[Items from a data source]
============================================================
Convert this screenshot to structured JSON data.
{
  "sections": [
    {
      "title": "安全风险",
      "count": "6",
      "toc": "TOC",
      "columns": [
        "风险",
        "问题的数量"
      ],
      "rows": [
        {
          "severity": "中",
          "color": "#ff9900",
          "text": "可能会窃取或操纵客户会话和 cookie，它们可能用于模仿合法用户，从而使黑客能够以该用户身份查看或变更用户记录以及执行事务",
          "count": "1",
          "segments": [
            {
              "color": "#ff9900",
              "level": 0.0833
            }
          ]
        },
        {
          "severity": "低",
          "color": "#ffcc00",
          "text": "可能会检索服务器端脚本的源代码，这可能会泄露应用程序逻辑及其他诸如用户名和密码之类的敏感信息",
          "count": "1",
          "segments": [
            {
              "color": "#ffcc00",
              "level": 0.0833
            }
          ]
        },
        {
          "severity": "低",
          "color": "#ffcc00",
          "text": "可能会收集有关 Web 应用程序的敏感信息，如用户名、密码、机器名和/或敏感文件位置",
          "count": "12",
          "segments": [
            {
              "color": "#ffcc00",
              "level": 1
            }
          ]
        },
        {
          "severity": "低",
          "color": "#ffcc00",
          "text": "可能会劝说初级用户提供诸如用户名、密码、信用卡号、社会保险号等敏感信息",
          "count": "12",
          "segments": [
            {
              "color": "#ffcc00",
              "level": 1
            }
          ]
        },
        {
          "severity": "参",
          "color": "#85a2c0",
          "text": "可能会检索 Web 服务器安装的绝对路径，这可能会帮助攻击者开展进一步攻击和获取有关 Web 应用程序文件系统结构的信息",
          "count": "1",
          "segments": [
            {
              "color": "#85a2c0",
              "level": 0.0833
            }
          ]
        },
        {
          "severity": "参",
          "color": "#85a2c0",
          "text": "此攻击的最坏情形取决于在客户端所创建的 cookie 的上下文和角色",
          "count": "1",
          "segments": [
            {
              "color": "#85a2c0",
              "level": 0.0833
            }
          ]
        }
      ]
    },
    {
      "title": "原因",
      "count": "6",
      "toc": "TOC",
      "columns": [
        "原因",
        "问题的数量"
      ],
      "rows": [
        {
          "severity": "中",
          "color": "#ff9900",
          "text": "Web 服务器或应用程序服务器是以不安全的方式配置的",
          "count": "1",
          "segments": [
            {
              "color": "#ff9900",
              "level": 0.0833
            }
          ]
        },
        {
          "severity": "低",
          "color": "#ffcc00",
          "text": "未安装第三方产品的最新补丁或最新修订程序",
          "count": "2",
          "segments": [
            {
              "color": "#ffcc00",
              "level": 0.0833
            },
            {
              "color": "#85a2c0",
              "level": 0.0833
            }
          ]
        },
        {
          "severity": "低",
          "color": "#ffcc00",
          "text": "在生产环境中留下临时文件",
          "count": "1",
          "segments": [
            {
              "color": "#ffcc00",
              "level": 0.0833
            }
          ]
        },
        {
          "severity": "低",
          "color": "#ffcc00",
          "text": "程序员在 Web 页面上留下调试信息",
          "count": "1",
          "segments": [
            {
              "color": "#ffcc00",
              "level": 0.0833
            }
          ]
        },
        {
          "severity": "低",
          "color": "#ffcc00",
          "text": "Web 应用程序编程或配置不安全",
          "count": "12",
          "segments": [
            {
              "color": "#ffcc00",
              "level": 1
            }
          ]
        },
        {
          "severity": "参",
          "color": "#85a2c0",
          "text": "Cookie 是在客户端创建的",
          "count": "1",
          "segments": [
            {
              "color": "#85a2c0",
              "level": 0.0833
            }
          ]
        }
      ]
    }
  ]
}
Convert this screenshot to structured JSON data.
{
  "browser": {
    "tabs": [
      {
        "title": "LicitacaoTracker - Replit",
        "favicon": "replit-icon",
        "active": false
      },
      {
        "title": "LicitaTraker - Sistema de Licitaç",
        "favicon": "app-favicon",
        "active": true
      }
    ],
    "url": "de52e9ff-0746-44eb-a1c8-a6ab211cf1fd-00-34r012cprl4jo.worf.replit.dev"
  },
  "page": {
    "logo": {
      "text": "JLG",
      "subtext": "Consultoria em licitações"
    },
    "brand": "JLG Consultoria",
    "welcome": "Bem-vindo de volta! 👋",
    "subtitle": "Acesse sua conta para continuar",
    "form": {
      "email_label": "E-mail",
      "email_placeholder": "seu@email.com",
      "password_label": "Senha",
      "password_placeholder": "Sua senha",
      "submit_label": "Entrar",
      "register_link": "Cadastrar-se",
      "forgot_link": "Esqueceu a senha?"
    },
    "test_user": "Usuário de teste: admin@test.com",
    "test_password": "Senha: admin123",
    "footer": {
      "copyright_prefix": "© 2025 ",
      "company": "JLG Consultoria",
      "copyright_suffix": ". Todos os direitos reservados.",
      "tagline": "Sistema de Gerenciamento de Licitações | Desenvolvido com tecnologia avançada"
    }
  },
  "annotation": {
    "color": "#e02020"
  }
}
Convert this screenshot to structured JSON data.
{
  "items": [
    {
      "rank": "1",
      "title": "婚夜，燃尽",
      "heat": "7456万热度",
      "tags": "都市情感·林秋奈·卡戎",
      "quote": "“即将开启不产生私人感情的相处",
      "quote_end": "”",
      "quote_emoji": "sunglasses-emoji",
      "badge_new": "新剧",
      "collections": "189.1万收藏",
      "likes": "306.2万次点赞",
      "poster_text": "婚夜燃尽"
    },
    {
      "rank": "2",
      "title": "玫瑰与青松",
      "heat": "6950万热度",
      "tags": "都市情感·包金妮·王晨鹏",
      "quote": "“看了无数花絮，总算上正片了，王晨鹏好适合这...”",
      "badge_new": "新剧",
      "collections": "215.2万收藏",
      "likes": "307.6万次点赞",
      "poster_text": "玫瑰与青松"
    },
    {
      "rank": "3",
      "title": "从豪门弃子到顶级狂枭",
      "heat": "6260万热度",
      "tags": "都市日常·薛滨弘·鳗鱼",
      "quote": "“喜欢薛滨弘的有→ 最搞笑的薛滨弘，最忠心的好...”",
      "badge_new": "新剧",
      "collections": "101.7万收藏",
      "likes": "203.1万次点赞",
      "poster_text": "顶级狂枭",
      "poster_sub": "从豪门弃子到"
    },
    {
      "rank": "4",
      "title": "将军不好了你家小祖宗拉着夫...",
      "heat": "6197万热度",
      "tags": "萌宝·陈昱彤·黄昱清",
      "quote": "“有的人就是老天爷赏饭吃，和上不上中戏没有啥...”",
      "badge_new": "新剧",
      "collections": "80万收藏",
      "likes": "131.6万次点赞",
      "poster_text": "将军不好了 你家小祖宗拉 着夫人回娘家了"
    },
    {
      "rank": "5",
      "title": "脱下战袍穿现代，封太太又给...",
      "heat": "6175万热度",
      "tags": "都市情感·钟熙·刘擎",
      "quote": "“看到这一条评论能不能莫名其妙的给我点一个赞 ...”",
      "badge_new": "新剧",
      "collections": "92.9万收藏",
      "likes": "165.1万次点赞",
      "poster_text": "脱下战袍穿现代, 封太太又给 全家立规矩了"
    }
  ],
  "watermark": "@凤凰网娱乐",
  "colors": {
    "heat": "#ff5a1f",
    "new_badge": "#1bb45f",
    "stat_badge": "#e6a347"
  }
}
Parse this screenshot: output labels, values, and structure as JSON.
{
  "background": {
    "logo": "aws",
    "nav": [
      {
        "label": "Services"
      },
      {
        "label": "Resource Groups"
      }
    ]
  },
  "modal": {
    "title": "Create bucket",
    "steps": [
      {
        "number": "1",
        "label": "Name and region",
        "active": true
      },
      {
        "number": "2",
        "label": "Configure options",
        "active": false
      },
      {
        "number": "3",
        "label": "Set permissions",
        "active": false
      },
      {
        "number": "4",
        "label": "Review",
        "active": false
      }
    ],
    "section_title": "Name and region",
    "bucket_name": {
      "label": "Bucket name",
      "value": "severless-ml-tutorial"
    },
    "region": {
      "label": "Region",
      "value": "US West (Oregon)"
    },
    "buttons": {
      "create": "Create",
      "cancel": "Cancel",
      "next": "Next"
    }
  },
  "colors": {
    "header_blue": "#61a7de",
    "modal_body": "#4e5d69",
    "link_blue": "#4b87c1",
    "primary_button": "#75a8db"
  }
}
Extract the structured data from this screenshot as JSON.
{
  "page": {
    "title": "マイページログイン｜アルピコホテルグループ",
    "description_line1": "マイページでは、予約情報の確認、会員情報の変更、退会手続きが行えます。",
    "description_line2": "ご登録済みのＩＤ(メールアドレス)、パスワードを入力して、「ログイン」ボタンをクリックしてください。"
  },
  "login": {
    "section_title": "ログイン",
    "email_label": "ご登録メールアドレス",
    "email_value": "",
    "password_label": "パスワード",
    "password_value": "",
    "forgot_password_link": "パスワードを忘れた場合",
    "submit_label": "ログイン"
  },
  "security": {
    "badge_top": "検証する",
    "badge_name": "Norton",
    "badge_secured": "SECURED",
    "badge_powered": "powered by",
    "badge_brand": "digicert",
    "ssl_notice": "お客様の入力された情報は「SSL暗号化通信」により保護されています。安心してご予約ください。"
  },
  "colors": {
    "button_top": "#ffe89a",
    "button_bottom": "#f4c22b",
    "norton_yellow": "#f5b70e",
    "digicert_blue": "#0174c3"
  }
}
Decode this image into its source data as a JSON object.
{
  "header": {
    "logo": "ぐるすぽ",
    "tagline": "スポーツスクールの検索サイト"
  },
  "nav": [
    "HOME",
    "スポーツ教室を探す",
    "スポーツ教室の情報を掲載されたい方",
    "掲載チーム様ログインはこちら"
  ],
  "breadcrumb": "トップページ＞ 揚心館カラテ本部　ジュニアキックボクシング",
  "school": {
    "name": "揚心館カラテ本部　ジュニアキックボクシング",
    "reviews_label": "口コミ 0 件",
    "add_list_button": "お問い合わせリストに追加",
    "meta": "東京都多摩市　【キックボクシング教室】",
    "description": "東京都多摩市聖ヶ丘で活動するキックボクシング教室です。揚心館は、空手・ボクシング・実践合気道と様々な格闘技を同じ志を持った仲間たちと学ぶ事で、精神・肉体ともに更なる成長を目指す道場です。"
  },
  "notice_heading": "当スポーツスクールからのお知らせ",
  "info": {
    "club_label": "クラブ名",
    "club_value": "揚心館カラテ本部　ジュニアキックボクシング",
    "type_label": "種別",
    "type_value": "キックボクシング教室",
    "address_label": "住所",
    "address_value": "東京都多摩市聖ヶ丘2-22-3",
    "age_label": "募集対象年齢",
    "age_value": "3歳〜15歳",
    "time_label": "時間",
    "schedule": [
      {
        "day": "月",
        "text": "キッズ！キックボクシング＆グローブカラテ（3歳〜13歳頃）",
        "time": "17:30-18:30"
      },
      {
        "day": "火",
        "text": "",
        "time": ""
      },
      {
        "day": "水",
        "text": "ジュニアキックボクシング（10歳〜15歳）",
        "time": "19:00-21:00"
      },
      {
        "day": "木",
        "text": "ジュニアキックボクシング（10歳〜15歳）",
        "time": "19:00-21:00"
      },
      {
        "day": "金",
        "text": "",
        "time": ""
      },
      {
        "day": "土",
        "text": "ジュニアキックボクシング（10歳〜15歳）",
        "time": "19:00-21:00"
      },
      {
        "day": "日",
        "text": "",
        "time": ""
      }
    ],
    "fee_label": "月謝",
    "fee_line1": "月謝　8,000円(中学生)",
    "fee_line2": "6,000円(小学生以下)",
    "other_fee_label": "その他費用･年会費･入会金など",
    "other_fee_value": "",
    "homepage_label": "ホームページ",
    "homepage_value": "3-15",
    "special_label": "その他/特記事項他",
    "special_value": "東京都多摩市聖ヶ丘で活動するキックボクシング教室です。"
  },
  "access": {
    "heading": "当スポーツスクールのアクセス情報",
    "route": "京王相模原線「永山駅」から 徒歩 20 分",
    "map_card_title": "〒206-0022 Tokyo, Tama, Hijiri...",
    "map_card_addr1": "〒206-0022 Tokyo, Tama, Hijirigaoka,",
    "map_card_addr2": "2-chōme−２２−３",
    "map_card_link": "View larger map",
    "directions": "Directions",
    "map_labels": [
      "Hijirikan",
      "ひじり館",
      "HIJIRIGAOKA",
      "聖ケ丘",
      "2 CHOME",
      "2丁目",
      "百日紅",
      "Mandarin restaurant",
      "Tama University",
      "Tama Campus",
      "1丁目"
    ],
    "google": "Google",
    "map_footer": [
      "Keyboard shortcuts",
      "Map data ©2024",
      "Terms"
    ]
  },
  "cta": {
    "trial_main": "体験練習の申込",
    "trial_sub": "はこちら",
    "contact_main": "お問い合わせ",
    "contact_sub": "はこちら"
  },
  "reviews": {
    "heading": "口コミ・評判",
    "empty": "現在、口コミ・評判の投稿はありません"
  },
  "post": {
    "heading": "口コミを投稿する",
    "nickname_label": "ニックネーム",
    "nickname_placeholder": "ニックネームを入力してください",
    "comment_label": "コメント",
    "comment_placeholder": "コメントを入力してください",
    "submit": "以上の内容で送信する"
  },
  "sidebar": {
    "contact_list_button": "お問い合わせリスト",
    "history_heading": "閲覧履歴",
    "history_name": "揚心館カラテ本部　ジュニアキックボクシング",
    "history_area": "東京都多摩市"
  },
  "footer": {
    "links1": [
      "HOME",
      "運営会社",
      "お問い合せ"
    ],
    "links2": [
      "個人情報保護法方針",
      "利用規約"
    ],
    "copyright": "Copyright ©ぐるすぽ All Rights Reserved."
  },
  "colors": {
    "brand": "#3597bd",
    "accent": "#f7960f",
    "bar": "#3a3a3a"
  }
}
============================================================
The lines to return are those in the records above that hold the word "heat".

### Reply to the exercise
      "heat": "7456万热度",
      "heat": "6950万热度",
      "heat": "6260万热度",
      "heat": "6197万热度",
      "heat": "6175万热度",
    "heat": "#ff5a1f",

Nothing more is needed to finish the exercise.